Society urged to allow travellers to keep their culture
Community and State groups whose work aims to resolve traveller issues are doing nothing but damage, according to a representative of the Irish Traveller Movement.
Speaking at a two-day Meitheal Maigh Eo conference in Castlebar over the weekend, Mr Michael McDonagh said even the language used by such interest groups posed a real threat to the travelling community.
"They describe us as `a targeted group' and say they will take `action' on the traveller situation. The fact is the Government and groups such as Leader just don't know who they are dealing with."
Mr McDonagh added that there was a tradition among settled people of threatening badly behaved children that they would be given away to the "tinkers".
He said the 1960s government commission to tackle the movement of traveller people into towns and villages after the collapse of the tin industry had also engendered a very disturbing mind-set - that travellers be rehabilitated and re-assimilated into mainstream society.
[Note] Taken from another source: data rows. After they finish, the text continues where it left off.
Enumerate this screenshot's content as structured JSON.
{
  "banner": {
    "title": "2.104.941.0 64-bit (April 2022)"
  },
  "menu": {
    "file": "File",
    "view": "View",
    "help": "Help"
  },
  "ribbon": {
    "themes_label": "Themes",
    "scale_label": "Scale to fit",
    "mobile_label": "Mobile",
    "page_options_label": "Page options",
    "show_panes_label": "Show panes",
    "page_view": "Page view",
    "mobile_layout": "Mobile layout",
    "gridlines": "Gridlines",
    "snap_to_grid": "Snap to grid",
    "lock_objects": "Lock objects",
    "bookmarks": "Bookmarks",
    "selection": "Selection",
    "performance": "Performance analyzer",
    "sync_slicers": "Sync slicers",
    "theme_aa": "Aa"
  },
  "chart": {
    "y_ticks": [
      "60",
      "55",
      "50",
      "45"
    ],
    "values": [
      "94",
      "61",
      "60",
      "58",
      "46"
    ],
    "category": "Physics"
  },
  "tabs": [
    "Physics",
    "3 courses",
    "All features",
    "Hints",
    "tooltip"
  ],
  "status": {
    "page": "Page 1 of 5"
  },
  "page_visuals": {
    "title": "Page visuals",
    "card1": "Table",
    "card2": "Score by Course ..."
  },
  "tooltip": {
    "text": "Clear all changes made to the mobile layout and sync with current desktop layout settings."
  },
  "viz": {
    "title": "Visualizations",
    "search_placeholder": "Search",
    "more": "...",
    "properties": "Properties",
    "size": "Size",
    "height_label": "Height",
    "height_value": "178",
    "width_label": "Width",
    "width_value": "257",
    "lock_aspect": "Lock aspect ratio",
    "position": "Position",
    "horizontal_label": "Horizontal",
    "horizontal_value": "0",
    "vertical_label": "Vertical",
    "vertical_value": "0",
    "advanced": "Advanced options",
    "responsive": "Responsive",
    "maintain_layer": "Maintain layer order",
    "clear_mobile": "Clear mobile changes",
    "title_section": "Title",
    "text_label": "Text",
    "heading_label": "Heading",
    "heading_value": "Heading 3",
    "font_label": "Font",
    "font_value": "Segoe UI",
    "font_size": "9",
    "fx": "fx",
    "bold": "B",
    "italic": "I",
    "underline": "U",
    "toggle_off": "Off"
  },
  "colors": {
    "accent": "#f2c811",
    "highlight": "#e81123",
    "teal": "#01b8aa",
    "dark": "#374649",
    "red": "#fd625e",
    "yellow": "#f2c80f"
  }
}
"Travellers don't need to be rehabilitated or re-assimilated to a society they never belonged to in the first place. We appreciate it was all done with good intent, but nice people can be very racist people."
He added that it was extremely hurtful to be refused patronage at hotels and pubs, he added, but now the law was there to stop this practice and traveller groups readily took legal redress these days.
Although Ireland's 30,000 Irish travellers constitute nearly a half of 1 per cent of the population, it was still possible to read about travellers in Irish newspapers every day, almost all of which was negative press.
Mr McDonagh said Irish travellers would always have a unique culture and it was necessary for society to embrace this diversity as a good thing.
Mr Justin Sammon, of Meitheal Maigh Eo, said there was a total lack of understanding between the settled and traveller community and what was required was an appreciation of our differences.
Theologian Father Enda Mc Donagh reaffirmed that difference is something enriching, that we should embrace rather than reject.
"Fear is the greatest feature of public action to difference and gives rise to violence and hostile co-existence.
"This shameful hostility of ours just shows that we are insecure about our own Irish identity," he said.
A traveller, Ms Nancy Collins, explained that traveller culture depended on a labour-intensive economy, where recycling materials was a primary income base.
"Local authorities often prevent our work by limiting access to landfill sites, as do changes in the Casual Market Trading Act. Our contribution to recycling in Ireland is not recognised," she said.
She concluded that education was also the way forward for travelling people, but it was a difficult task to persuade travellers to adapt to this change.
"We welcome a conference like this that celebrates our differences. We need more of these," she said.